Lewis attacked the consensus of absurdity on the grounds that it omits the ‘one thing needful,’ the intelligible Good which alone makes purposeful sense of intellect and morality. He saw that one of the essential forms of idolatry was the quest for power without goodness-the modern totem of technical power which he called “hideous strength.” It is the idol created by the will to power ‘liberated’ from the intelligible Good which is its only true curb, guide, and governor. He argued that the refusal to know this Good is caused by cankered wills rather than by weak minds and that it is the duty of the wise man to work to restore its lustre. He held self-knowledge and sapientia primary, and the knowledge of objects secondary, and warned that if the latter took precedence over the former, error and disaster would not lag far behind.”
(The Restitution of Man: CS Lewis and the Case against Scientism, by Michael D. Aeschliman, p. 79)
“Lewis insisted that man was not a thing, but an essence, a soul, and that it will profits a man to gain the whole material world at the expense of the elementary self-knowledge that tells him that he is a soul qualitatively distinct from and superior to those things. Persons are ultimate ends and ought never to be treated only as means; they always have the character of ‘thou’ and ought never to be treated merely as ‘it.’ This is the root of common sense dualism which Lewis, like Chesterton, considered the birthright of homo sapiens, without which men would inevitably turn first into homo sciens and then into mere nature. He placed these truths at the core of civil humanity; the res publica on which laws, manners, and civilization itself are built; they are the roots from which stem human virtue, decency, accomplishment, and sanity itself. He did not argue they constituted a panacea; they are merely the truth, the only path an honest person ought to tread.”
(The Restitution of Man: CS Lewis and the Case against Scientism, by Michael D. Aeschliman, p. p.80)
Additional Authors References:
• GK Chesterton
• Swift, Pope, Johnson
• There are a number mentioned in the Afterward
There are no ordinary people. You have never talked to a mere mortal. Nations, cultures, arts, civilizations -these are mortal, and their life is to ours as the life of a gnat. But it is immortals whom we joke with, work with, marry, snub, and exploit – immortal horrors or everlasting splendors. This does not mean that we are to be perpetually solemn. We must play. But our merriment must be of that kind (and it is, in fact, the merriest kind) which exists between people who have, from the outset, taken each other seriously – no flippancy, no superiority, no presumption.

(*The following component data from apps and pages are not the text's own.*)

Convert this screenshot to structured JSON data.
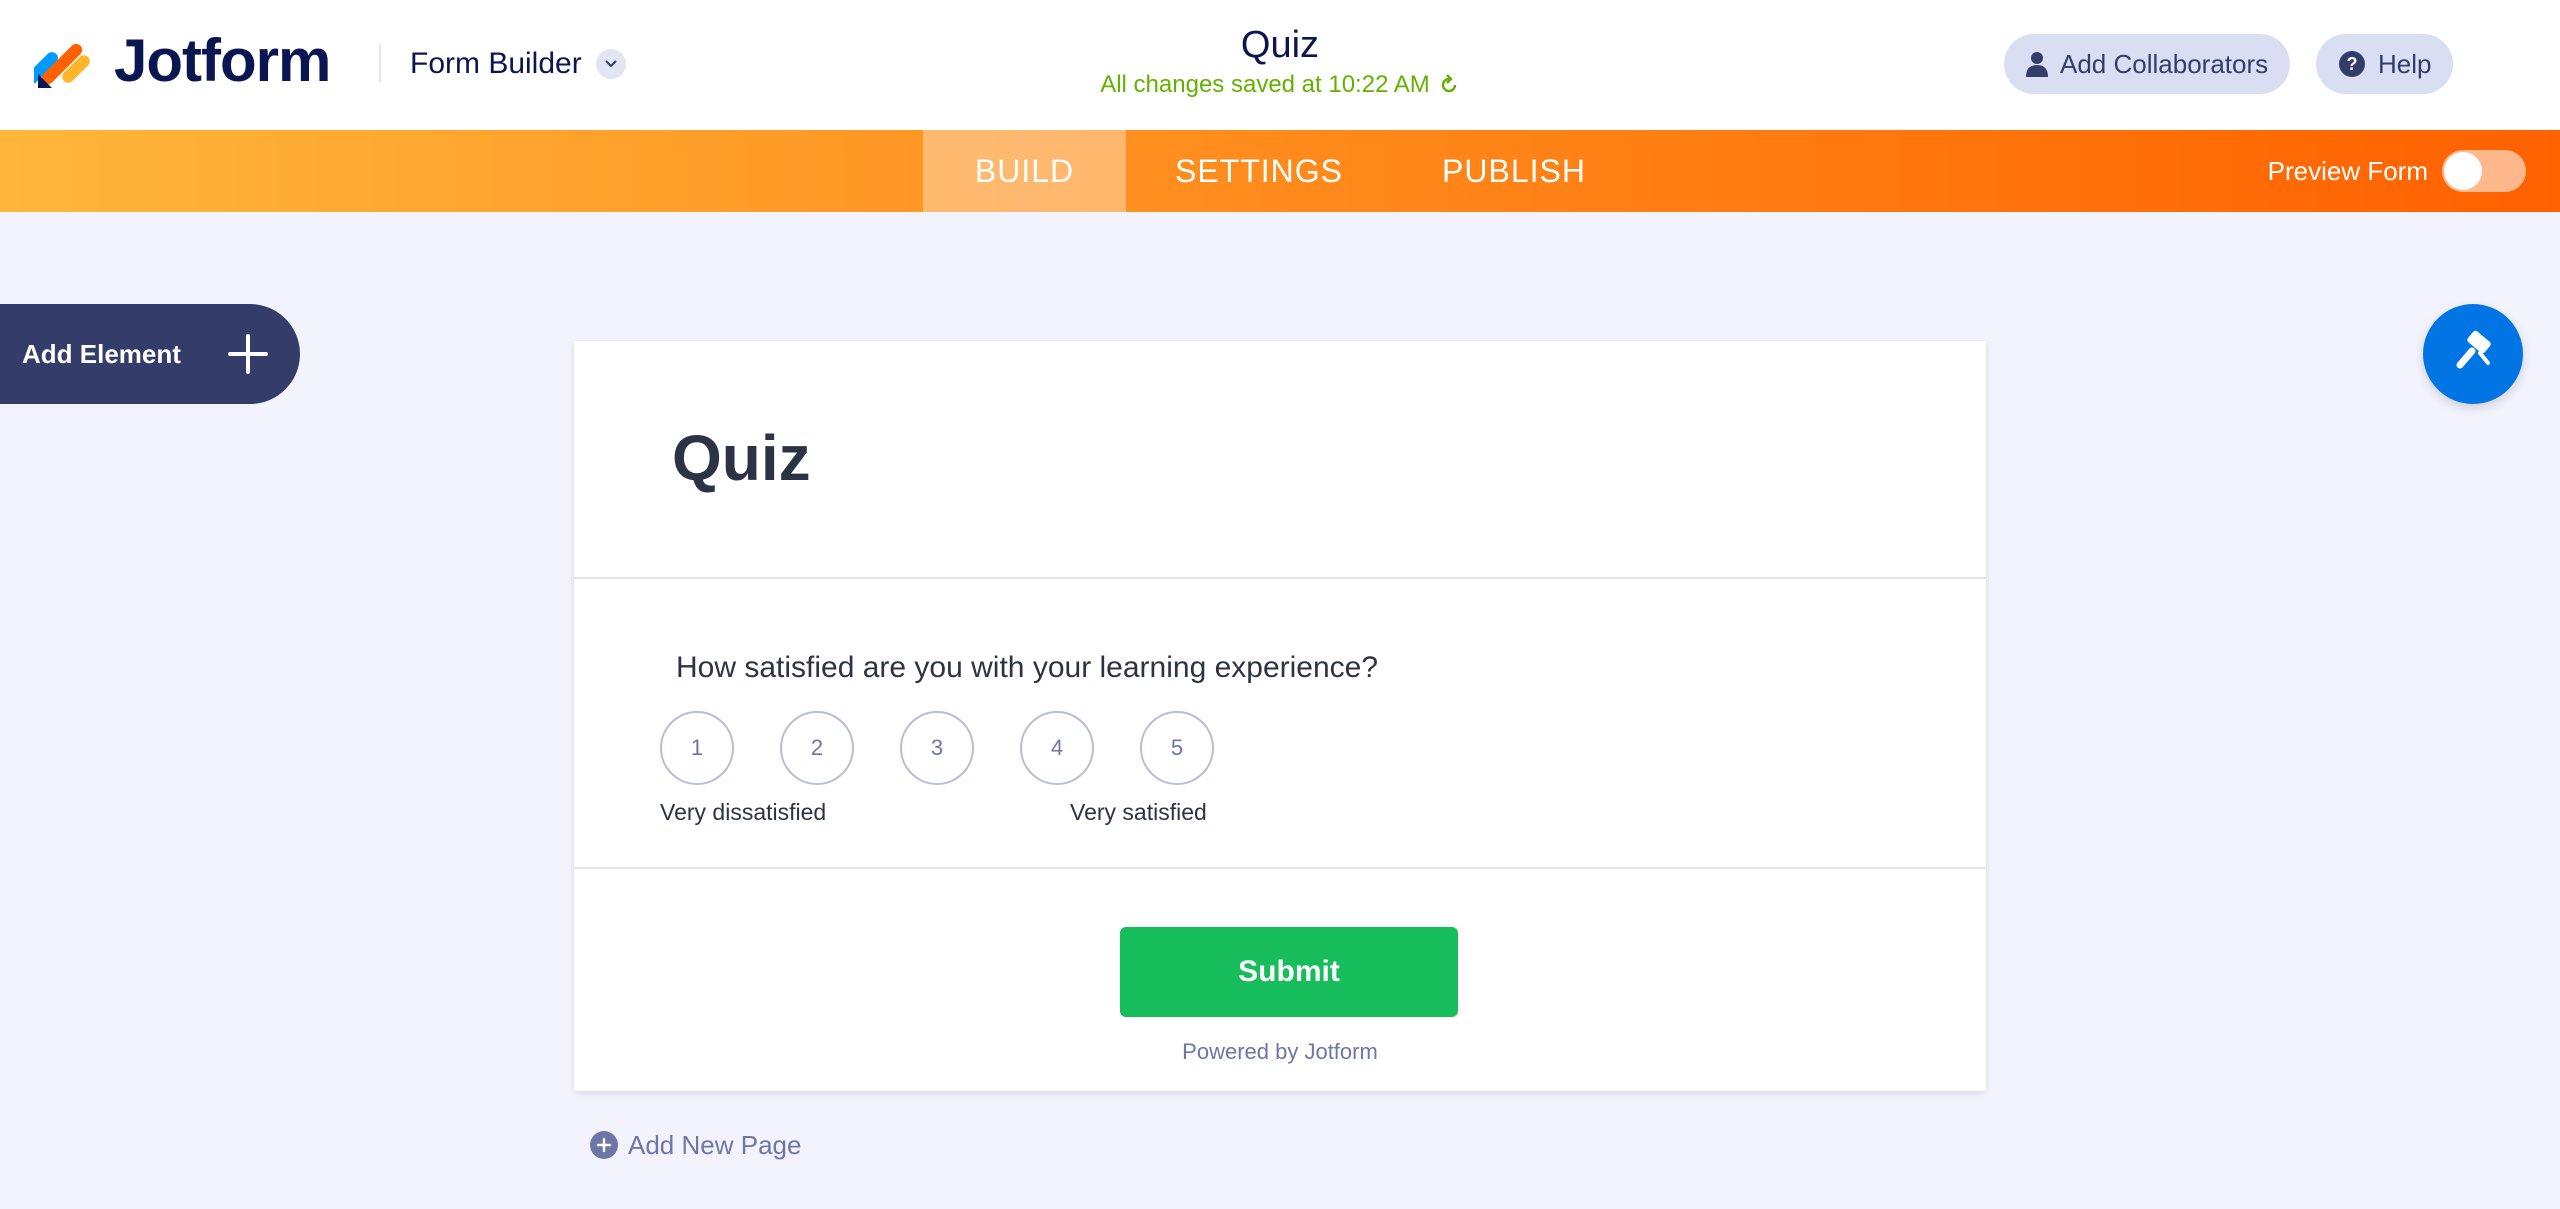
{
  "header": {
    "brand": "Jotform",
    "builder_menu": "Form Builder",
    "form_title": "Quiz",
    "save_status": "All changes saved at 10:22 AM",
    "add_collaborators": "Add Collaborators",
    "help": "Help"
  },
  "nav": {
    "tabs": [
      {
        "label": "BUILD",
        "active": true
      },
      {
        "label": "SETTINGS",
        "active": false
      },
      {
        "label": "PUBLISH",
        "active": false
      }
    ],
    "preview_label": "Preview Form",
    "preview_on": false
  },
  "sidebar": {
    "add_element": "Add Element"
  },
  "form": {
    "title": "Quiz",
    "question": {
      "label": "How satisfied are you with your learning experience?",
      "options": [
        "1",
        "2",
        "3",
        "4",
        "5"
      ],
      "low_label": "Very dissatisfied",
      "high_label": "Very satisfied"
    },
    "submit_label": "Submit",
    "powered_by": "Powered by Jotform"
  },
  "footer": {
    "add_new_page": "Add New Page"
  },
  "colors": {
    "brand_navy": "#0a1551",
    "save_green": "#64b200",
    "submit_green": "#18bd5b",
    "designer_blue": "#0075e3",
    "nav_orange_start": "#ffb63b",
    "nav_orange_end": "#ff6100"
  }
}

And our charity must be a real and costly love, with deep feeling for the sins in spite of which we love the sinner – no mere tolerance, or indulgence which parodies love as flippancy parodies merriment.

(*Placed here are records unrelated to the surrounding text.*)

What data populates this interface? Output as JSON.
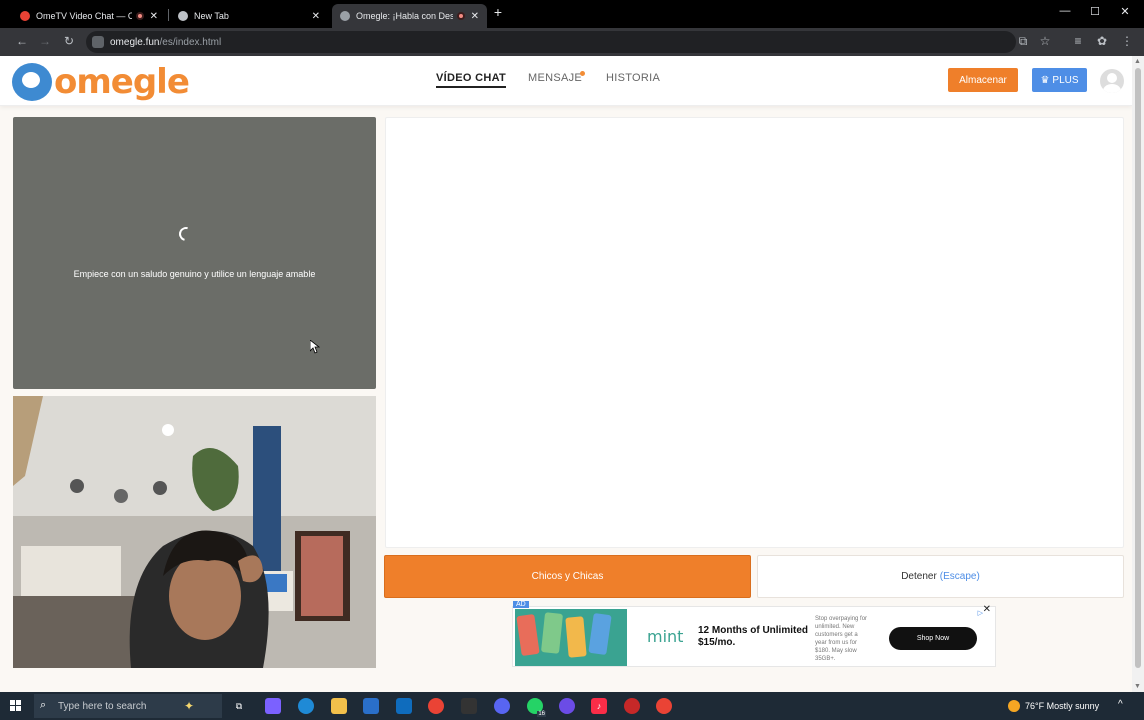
{
  "browser": {
    "tabs": [
      {
        "title": "OmeTV Video Chat — Ome",
        "active": false,
        "recording": true,
        "favicon_color": "#ea4335"
      },
      {
        "title": "New Tab",
        "active": false,
        "recording": false,
        "favicon_color": "#bdc1c6"
      },
      {
        "title": "Omegle: ¡Habla con Desco",
        "active": true,
        "recording": true,
        "favicon_color": "#9aa0a6"
      }
    ],
    "new_tab_icon": "plus-icon",
    "url_host": "omegle.fun",
    "url_path": "/es/index.html"
  },
  "site": {
    "logo_text": "omegle",
    "nav": [
      {
        "label": "VÍDEO CHAT",
        "active": true
      },
      {
        "label": "MENSAJE",
        "active": false,
        "notification_dot": true
      },
      {
        "label": "HISTORIA",
        "active": false
      }
    ],
    "store_label": "Almacenar",
    "plus_label": "PLUS",
    "accent_color": "#ef7f2a",
    "plus_color": "#4e8ee6"
  },
  "stranger_video": {
    "hint": "Empiece con un saludo genuino y utilice un lenguaje amable"
  },
  "controls": {
    "new_chat_label": "Chicos y Chicas",
    "stop_label": "Detener",
    "stop_shortcut": "(Escape)"
  },
  "ad": {
    "tag": "AD",
    "brand": "mint",
    "headline": "12 Months of Unlimited $15/mo.",
    "fine_print": "Stop overpaying for unlimited. New customers get a year from us for $180. May slow 35GB+.",
    "cta": "Shop Now"
  },
  "taskbar": {
    "search_placeholder": "Type here to search",
    "weather_temp": "76°F",
    "weather_text": "Mostly sunny",
    "whatsapp_badge": "16"
  }
}
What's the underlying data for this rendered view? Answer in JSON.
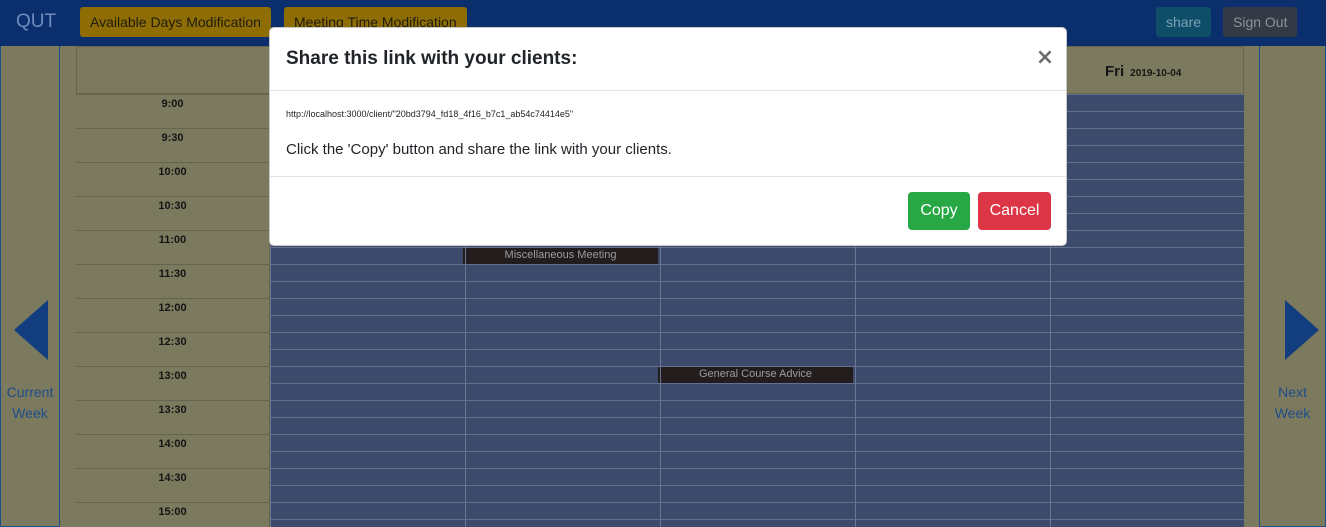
{
  "navbar": {
    "brand": "QUT",
    "available_days_label": "Available Days Modification",
    "meeting_time_label": "Meeting Time Modification",
    "share_label": "share",
    "signout_label": "Sign Out"
  },
  "side_nav": {
    "left_label_line1": "Current",
    "left_label_line2": "Week",
    "right_label_line1": "Next",
    "right_label_line2": "Week"
  },
  "calendar": {
    "visible_day": {
      "name": "Fri",
      "date": "2019-10-04"
    },
    "times": [
      "9:00",
      "9:30",
      "10:00",
      "10:30",
      "11:00",
      "11:30",
      "12:00",
      "12:30",
      "13:00",
      "13:30",
      "14:00",
      "14:30",
      "15:00"
    ],
    "events": [
      {
        "label": "Miscellaneous Meeting"
      },
      {
        "label": "General Course Advice"
      }
    ]
  },
  "modal": {
    "title": "Share this link with your clients:",
    "close_symbol": "×",
    "link": "http://localhost:3000/client/\"20bd3794_fd18_4f16_b7c1_ab54c74414e5\"",
    "instruction": "Click the 'Copy' button and share the link with your clients.",
    "copy_label": "Copy",
    "cancel_label": "Cancel"
  },
  "colors": {
    "navbar": "#0a2f6c",
    "copy_button": "#28a745",
    "cancel_button": "#dc3545",
    "grid_slot": "#3c4a6b"
  }
}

[quote from The Weight of Glory, by C.S. Lewis. Lewis delivered this sermon at Oxford University Church of St. Mary the Virgin, on June 8, 1941. It was originally published in January, 1942.]
In this way and through the Imagio Dei we find that human is “infinitely more than merely a ‘part of nature, in the sense that a stone is, or a cactus, or a camel.”
[This later quote is borrowed from The Restitution of Man: CS Lewis and the Case against Scientism, by Michael D. Aeschliman]